    Leave a comment:


  • brian Rupnow
    replied
    Yes Sparky, it does meet all of the requirements as set down by Jan Ridders, and it does run. It runs on methyl hydrate and it runs on 99% alcohol from the pharmacy. It does not start consistently, and once running it doesn't stay running consistently. It may be a proven design, but many others who have built this engine have either had the same results as myself, or been unable to get the engine to run at all. It was a fast and interesting build, but I'm not impressed. I have many other types of engine "under my belt", but had never built a flame licker before. I don't think I would advise someone to build this engine. If I had it to do again I would probably favour the "Poppin" engine, which seems to be much more forgiving.

    Leave a comment:


  • Sparky_NY
    replied
    Originally posted by brian Rupnow View Post
    Things are reassembled with the machineable graphite valve and piston. I hate to say it, but the engine is no different now than it was with the cast iron valve and piston. It spins very freely, it acts as if it wants to run, but it is very difficult to find that "sweet spot" where it will pick up and keep on running by itself. I know that if you do find that "sweet spot" the engine will set there and tick over beautifully for about 20 minutes until the cylinder heats up to a point where there isn't enough temperature differential to keep it running. I may dick around a bit with different fuels, but unless changing to a hotter fuel does something remarkable, I'm done with this engine.
    When you say it "spins very freely" , does it meet the very specific tests that are given on Ridders website for the engine? He goes into great detail and its gives very specific measurements of how free the engine should spin. He also is very specific about recommended fuels. Its a well proven design so the problem does not lie there.

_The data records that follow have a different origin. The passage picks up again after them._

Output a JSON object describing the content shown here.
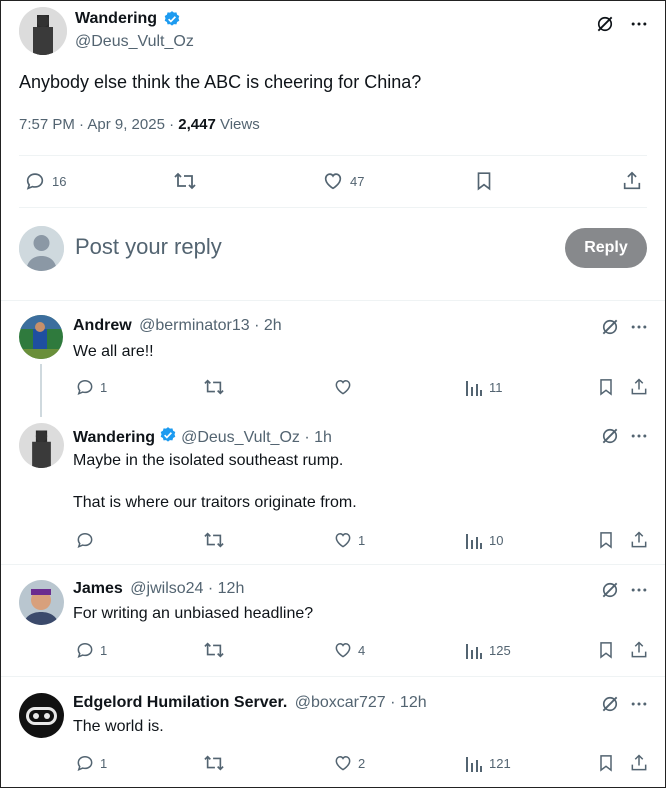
{
  "main_post": {
    "name": "Wandering",
    "handle": "@Deus_Vult_Oz",
    "text": "Anybody else think the ABC is cheering for China?",
    "time": "7:57 PM · Apr 9, 2025 · ",
    "views_count": "2,447",
    "views_label": " Views",
    "replies": "16",
    "likes": "47"
  },
  "reply_box": {
    "placeholder": "Post your reply",
    "button": "Reply"
  },
  "replies": [
    {
      "name": "Andrew",
      "handle": "@berminator13 · 2h",
      "lines": [
        "We all are!!"
      ],
      "reply_count": "1",
      "retweets": "",
      "likes": "",
      "views": "11"
    },
    {
      "name": "Wandering",
      "handle": "@Deus_Vult_Oz · 1h",
      "lines": [
        "Maybe in the isolated southeast rump.",
        "That is where our traitors originate from."
      ],
      "reply_count": "",
      "retweets": "",
      "likes": "1",
      "views": "10"
    },
    {
      "name": "James",
      "handle": "@jwilso24 · 12h",
      "lines": [
        "For writing an unbiased headline?"
      ],
      "reply_count": "1",
      "retweets": "",
      "likes": "4",
      "views": "125"
    },
    {
      "name": "Edgelord Humilation Server.",
      "handle": "@boxcar727 · 12h",
      "lines": [
        "The world is."
      ],
      "reply_count": "1",
      "retweets": "",
      "likes": "2",
      "views": "121"
    }
  ],
  "colors": {
    "verified": "#1d9bf0",
    "text": "#0f1419",
    "muted": "#536471",
    "reply_button": "#87898c"
  }
}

    Leave a comment:


  • bob_s
    replied
    Yes.

    Leave a comment:


  • BCRider
    replied
    Makes me think that a thin stainless sleeve to aid with avoiding any corrosion from condensation with an aluminium cooling jacket would be a nice option. Much like a model airplane engine has a steel liner in a finned casting. But in this case I'd likely shrink the jacket to the liner.

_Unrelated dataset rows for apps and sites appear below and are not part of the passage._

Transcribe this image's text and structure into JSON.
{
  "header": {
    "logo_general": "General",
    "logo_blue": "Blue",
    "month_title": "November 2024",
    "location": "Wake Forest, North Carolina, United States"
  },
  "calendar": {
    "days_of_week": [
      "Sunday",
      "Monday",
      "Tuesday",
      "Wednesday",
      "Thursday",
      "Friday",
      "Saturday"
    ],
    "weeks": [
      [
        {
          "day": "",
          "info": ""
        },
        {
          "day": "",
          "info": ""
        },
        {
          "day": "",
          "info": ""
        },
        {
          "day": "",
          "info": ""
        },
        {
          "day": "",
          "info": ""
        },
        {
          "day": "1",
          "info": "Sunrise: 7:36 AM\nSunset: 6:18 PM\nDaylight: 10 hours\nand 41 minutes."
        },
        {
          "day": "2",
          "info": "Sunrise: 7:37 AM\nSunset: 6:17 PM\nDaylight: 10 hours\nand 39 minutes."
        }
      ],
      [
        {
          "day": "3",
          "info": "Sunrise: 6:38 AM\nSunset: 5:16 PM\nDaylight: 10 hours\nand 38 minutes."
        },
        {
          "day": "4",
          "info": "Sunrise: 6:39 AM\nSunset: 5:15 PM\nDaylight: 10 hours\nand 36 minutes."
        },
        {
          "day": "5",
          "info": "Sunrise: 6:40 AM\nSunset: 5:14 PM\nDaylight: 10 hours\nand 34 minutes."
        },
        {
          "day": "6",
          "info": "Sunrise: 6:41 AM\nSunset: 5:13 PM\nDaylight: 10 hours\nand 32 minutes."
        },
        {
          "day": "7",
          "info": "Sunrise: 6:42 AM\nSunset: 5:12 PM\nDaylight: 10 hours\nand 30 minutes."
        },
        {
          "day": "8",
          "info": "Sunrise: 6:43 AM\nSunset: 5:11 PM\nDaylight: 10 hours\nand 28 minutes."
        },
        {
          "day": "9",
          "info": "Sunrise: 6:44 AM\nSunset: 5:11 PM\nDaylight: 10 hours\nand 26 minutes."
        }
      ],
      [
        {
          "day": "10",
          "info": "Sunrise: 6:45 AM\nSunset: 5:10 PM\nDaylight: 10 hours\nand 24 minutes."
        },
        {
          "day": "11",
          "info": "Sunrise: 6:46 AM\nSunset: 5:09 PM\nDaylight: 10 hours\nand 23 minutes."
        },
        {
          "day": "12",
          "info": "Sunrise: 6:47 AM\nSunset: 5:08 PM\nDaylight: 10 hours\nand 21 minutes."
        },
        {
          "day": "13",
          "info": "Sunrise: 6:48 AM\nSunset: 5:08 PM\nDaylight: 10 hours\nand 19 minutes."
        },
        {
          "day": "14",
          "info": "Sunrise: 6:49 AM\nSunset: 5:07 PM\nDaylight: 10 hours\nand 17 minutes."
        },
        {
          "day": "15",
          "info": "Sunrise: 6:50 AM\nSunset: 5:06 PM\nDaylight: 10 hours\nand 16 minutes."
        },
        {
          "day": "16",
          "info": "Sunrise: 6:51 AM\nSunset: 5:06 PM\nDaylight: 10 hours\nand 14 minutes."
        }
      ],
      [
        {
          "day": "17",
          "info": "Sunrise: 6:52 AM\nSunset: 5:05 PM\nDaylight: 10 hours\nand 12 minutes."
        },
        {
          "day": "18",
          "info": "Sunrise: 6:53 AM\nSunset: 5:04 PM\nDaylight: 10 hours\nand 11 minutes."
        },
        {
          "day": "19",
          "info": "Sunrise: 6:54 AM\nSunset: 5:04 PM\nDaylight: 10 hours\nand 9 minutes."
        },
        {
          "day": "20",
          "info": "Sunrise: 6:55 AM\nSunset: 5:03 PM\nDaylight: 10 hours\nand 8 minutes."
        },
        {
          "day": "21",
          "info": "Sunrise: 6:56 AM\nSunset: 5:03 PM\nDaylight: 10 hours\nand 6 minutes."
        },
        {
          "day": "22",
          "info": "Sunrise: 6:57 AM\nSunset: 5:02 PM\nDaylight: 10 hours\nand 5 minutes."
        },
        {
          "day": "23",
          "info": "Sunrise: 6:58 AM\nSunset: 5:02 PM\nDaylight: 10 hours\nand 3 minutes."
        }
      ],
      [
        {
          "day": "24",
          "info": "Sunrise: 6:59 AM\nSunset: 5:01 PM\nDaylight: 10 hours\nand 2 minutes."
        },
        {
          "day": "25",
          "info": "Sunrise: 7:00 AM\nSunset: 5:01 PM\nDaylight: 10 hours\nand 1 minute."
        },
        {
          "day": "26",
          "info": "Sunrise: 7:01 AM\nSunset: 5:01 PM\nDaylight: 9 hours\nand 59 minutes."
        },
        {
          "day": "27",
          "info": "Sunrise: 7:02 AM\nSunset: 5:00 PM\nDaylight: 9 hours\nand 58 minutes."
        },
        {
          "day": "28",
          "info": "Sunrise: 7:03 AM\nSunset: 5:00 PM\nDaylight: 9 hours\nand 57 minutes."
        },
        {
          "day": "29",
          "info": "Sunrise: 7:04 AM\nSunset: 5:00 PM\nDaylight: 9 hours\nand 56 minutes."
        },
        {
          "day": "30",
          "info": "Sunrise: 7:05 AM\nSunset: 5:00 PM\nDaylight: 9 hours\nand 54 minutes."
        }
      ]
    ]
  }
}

    Thoughts?

    Leave a comment:


  • bob_s
    replied
    316 stainless steel has about one third the thermal conductivity of plain carbon steel or cast iron.
    10 vs 30 Btu/(hr-ft-F)

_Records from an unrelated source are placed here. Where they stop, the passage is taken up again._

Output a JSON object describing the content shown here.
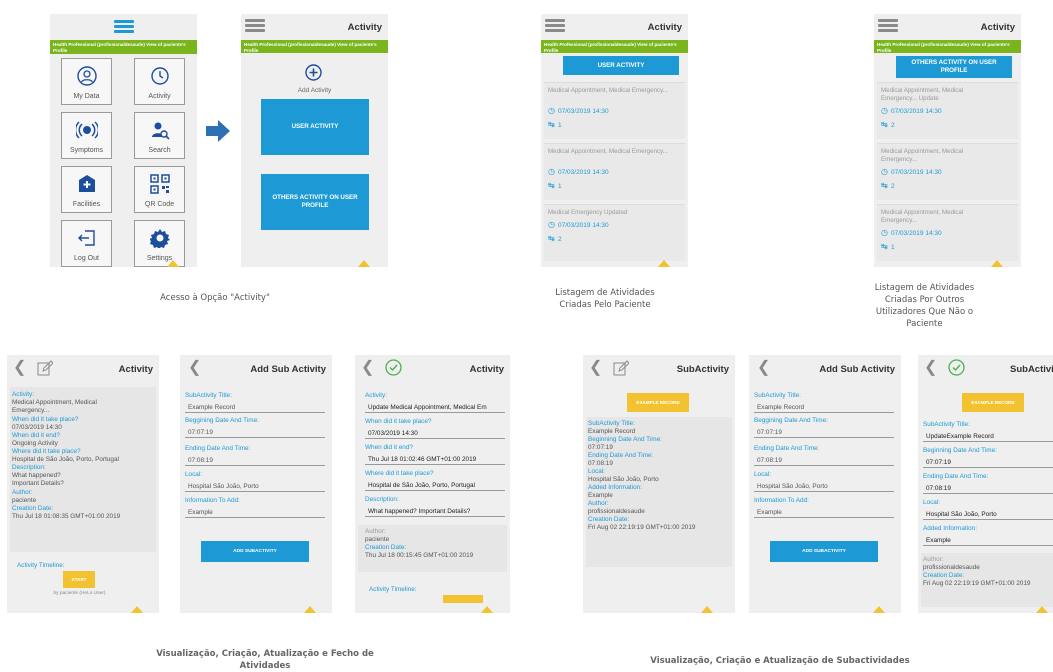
{
  "screen1": {
    "green": "Health Professional (profissionaldesaude) View of paciente's Profile",
    "tiles": [
      "My Data",
      "Activity",
      "Symptoms",
      "Search",
      "Facilities",
      "QR Code",
      "Log Out",
      "Settings"
    ]
  },
  "screen2": {
    "title": "Activity",
    "green": "Health Professional (profissionaldesaude) View of paciente's Profile",
    "add_label": "Add Activity",
    "user_btn": "USER ACTIVITY",
    "others_btn": "OTHERS ACTIVITY ON USER PROFILE"
  },
  "caption1": "Acesso à Opção \"Activity\"",
  "screen3": {
    "title": "Activity",
    "green": "Health Professional (profissionaldesaude) View of paciente's Profile",
    "button": "USER ACTIVITY",
    "cards": [
      {
        "title": "Medical Appointment, Medical Emergency...",
        "date": "07/03/2019 14:30",
        "count": "1"
      },
      {
        "title": "Medical Appointment, Medical Emergency...",
        "date": "07/03/2019 14:30",
        "count": "1"
      },
      {
        "title": "Medical Emergency Updated",
        "date": "07/03/2019 14:30",
        "count": "2"
      }
    ]
  },
  "caption2": "Listagem de Atividades Criadas Pelo Paciente",
  "screen4": {
    "title": "Activity",
    "green": "Health Professional (profissionaldesaude) View of paciente's Profile",
    "button": "OTHERS ACTIVITY ON USER PROFILE",
    "cards": [
      {
        "title": "Medical Appointment, Medical Emergency... Update",
        "date": "07/03/2019 14:30",
        "count": "2"
      },
      {
        "title": "Medical Appointment, Medical Emergency...",
        "date": "07/03/2019 14:30",
        "count": "2"
      },
      {
        "title": "Medical Appointment, Medical Emergency...",
        "date": "07/03/2019 14:30",
        "count": "1"
      }
    ]
  },
  "caption3": "Listagem de Atividades Criadas Por Outros Utilizadores Que Não o Paciente",
  "screen5": {
    "title": "Activity",
    "rows": [
      {
        "k": "Activity:",
        "v": "Medical Appointment, Medical Emergency..."
      },
      {
        "k": "When did it take place?",
        "v": "07/03/2019 14:30"
      },
      {
        "k": "When did it end?",
        "v": "Ongoing Activity"
      },
      {
        "k": "Where did it take place?",
        "v": "Hospital de São João, Porto, Portugal"
      },
      {
        "k": "Description:",
        "v": "What happened? Important Details?"
      },
      {
        "k": "Author:",
        "v": "paciente"
      },
      {
        "k": "Creation Date:",
        "v": "Thu Jul 18 01:08:35 GMT+01:00 2019"
      }
    ],
    "timeline": "Activity Timeline:",
    "start": "START",
    "by": "by paciente (HeLo User)"
  },
  "screen6": {
    "title": "Add Sub Activity",
    "fields": [
      {
        "k": "SubActivity Title:",
        "v": "Example Record"
      },
      {
        "k": "Beggining Date And Time:",
        "v": "07:07:19"
      },
      {
        "k": "Ending Date And Time:",
        "v": "07:08:19"
      },
      {
        "k": "Local:",
        "v": "Hospital São João, Porto"
      },
      {
        "k": "Information To Add:",
        "v": "Example"
      }
    ],
    "button": "ADD SUBACTIVITY"
  },
  "screen7": {
    "title": "Activity",
    "fields": [
      {
        "k": "Activity:",
        "v": "Update Medical Appointment, Medical Em"
      },
      {
        "k": "When did it take place?",
        "v": "07/03/2019 14:30"
      },
      {
        "k": "When did it end?",
        "v": "Thu Jul 18 01:02:46 GMT+01:00 2019"
      },
      {
        "k": "Where did it take place?",
        "v": "Hospital de São João, Porto, Portugal"
      },
      {
        "k": "Description:",
        "v": "What happened?  Important Details?"
      }
    ],
    "author_k": "Author:",
    "author_v": "paciente",
    "date_k": "Creation Date:",
    "date_v": "Thu Jul 18 00:15:45 GMT+01:00 2019",
    "timeline": "Activity Timeline:"
  },
  "caption4": "Visualização, Criação, Atualização e Fecho de Atividades",
  "screen8": {
    "title": "SubActivity",
    "button": "EXAMPLE RECORD",
    "rows": [
      {
        "k": "SubActivity Title:",
        "v": "Example Record"
      },
      {
        "k": "Beginning Date And Time:",
        "v": "07:07:19"
      },
      {
        "k": "Ending Date And Time:",
        "v": "07:08:19"
      },
      {
        "k": "Local:",
        "v": "Hospital São João, Porto"
      },
      {
        "k": "Added Information:",
        "v": "Example"
      },
      {
        "k": "Author:",
        "v": "profissionaldesaude"
      },
      {
        "k": "Creation Date:",
        "v": "Fri Aug 02 22:19:19 GMT+01:00 2019"
      }
    ]
  },
  "screen9": {
    "title": "Add Sub Activity",
    "fields": [
      {
        "k": "SubActivity Title:",
        "v": "Example Record"
      },
      {
        "k": "Beggining Date And Time:",
        "v": "07:07:19"
      },
      {
        "k": "Ending Date And Time:",
        "v": "07:08:19"
      },
      {
        "k": "Local:",
        "v": "Hospital São João, Porto"
      },
      {
        "k": "Information To Add:",
        "v": "Example"
      }
    ],
    "button": "ADD SUBACTIVITY"
  },
  "screen10": {
    "title": "SubActivi",
    "button": "EXAMPLE RECORD",
    "fields": [
      {
        "k": "SubActivity Title:",
        "v": "UpdateExample Record"
      },
      {
        "k": "Beginning Date And Time:",
        "v": "07:07:19"
      },
      {
        "k": "Ending Date And Time:",
        "v": "07:08:19"
      },
      {
        "k": "Local:",
        "v": "Hospital São João, Porto"
      },
      {
        "k": "Added Information:",
        "v": "Example"
      }
    ],
    "author_k": "Author:",
    "author_v": "profissionaldesaude",
    "date_k": "Creation Date:",
    "date_v": "Fri Aug 02 22:19:19 GMT+01:00 2019"
  },
  "caption5": "Visualização, Criação e Atualização de Subactividades",
  "colors": {
    "blue": "#1d9ad6",
    "green": "#7ab51d",
    "yellow": "#f2c230"
  }
}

    Leave a comment:


  • brian Rupnow
    replied
    Things are reassembled with the machineable graphite valve and piston. I hate to say it, but the engine is no different now than it was with the cast iron valve and piston. It spins very freely, it acts as if it wants to run, but it is very difficult to find that "sweet spot" where it will pick up and keep on running by itself. I know that if you do find that "sweet spot" the engine will set there and tick over beautifully for about 20 minutes until the cylinder heats up to a point where there isn't enough temperature differential to keep it running. I may dick around a bit with different fuels, but unless changing to a hotter fuel does something remarkable, I'm done with this engine.

    Leave a comment:


  • brian Rupnow
    replied
    My machineable graphite came in this morning, so I immediately took it into the machine-shop and made a piston and a valve. It is incredibly filthy stuff, as the picture testifies, but machines very easy. Everything I had read about machineable graphite recommends using carbide tooling to cut it, and maybe for a great deal of machining this may be so. For the little bit of machining I had to do, HSS tooling worked fine.

    Leave a comment:


  • brian Rupnow
    replied
    I had to go out for an hour this morning.--Wouldn't you know it, when I got back, there was a note on my door from FedEx, saying that no-one was home to receive the shipment, but they would try again tomorrow!!! I'm thinking that is my stick of machinable graphite.

    Leave a comment:


  • mygrizzly1022
    replied
    Originally posted by brian Rupnow View Post
    I have never thought about a power drawbar for my machine. Sorry, if I had any ideas on it I would certainly share them.---Brian
    Brian

    No need to apologize, no problem! Ive scattered a seed and who knows it may very well germinate.

    Leave a comment:

Working...
X